LONDON — The British government joined the Reagan Administration in rejecting Monday's call by Soviet leader Mikhail S. Gorbachev for the United States to join in the Kremlin's decision to extend its moratorium on nuclear testing.
The Foreign Office said: "We regret the Soviet Union has concentrated its efforts on such unilateral approaches and would much prefer it if these efforts had been concentrated on the various Western initiatives at the conference on disarmament in Geneva designed to deal with the real problems of verification which would bring progress towards a comprehensive test ban."

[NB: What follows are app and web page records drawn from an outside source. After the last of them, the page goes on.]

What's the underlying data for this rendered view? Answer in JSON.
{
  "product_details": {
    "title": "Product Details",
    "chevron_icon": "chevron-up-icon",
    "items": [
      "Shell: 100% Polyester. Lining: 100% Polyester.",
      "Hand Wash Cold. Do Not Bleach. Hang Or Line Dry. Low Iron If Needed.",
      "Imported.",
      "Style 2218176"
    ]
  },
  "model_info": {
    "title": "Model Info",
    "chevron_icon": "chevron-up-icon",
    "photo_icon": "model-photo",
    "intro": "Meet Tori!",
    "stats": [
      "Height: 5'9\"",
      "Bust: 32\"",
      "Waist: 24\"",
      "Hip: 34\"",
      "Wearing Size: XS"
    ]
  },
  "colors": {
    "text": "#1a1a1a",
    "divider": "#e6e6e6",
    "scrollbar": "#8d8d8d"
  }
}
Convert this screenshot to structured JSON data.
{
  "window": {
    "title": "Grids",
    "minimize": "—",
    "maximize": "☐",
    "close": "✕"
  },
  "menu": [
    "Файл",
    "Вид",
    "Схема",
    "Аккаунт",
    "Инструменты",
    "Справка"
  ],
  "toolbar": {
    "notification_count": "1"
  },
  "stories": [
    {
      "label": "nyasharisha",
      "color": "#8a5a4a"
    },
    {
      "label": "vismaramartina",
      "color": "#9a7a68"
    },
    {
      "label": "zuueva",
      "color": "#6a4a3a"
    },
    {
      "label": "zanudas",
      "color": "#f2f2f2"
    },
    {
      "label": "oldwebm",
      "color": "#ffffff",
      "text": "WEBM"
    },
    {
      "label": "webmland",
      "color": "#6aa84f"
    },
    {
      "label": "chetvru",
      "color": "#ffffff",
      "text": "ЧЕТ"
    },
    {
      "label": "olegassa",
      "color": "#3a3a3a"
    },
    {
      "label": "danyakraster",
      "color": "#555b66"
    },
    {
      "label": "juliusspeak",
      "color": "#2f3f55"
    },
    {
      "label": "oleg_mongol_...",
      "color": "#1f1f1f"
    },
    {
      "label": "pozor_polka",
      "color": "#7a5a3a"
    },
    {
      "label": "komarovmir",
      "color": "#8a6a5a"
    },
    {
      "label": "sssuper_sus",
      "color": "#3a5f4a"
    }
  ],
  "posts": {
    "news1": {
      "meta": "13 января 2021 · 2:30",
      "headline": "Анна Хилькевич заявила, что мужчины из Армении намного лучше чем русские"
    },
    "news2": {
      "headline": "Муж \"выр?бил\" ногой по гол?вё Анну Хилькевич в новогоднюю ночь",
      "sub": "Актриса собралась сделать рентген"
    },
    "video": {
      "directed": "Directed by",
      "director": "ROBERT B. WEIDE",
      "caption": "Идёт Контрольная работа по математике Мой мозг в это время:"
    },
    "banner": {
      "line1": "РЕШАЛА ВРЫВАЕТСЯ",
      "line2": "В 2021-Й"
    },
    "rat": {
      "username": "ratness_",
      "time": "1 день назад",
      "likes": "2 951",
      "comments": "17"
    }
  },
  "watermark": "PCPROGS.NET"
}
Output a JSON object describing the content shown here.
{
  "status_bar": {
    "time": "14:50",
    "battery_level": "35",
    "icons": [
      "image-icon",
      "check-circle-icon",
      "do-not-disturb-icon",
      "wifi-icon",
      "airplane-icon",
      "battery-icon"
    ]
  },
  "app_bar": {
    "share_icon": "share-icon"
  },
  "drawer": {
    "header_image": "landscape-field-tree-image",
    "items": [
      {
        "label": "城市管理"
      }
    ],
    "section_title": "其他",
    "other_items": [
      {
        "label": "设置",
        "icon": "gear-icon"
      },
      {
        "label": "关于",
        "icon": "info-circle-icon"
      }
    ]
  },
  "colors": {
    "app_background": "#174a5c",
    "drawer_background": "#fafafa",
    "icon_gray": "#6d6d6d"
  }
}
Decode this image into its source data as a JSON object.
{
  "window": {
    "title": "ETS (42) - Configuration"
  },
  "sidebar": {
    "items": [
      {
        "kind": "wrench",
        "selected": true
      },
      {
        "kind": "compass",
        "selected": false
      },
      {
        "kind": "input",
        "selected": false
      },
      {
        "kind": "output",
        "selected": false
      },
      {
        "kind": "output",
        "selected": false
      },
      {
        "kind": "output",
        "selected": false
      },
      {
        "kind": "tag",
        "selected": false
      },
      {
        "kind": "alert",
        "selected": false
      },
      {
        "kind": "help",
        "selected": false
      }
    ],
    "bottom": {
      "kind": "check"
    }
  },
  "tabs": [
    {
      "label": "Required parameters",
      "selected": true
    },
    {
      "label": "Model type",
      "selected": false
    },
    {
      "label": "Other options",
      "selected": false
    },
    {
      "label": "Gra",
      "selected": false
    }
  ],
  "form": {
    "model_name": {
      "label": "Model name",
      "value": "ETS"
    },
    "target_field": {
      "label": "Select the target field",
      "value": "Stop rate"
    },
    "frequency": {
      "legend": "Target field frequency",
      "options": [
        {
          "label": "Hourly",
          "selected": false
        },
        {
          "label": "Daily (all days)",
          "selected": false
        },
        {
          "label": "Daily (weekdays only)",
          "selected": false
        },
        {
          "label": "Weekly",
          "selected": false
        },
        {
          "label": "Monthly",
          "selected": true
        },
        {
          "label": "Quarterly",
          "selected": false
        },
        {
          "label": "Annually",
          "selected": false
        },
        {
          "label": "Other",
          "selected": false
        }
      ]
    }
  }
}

But Britain's opposition Labor Party and Social Democratic Party welcomed Moscow's extention of its test ban until next year and called on London and Washington to respond positively.
In Washington, Sen. Edward M. Kennedy (D-Mass.) also welcomed Gorbachev's announcement. "This decision offers more chance for both nations to turn away from newer and more deadly nuclear weapons and toward a halt in the arms race," Kennedy said.
Sen. John Warner (R-Va.) took a different view. He called Gorbachev's announcement "a very clever step by an increasingly clever man." He added: "I don't think there is any response we can make except to continue our own program."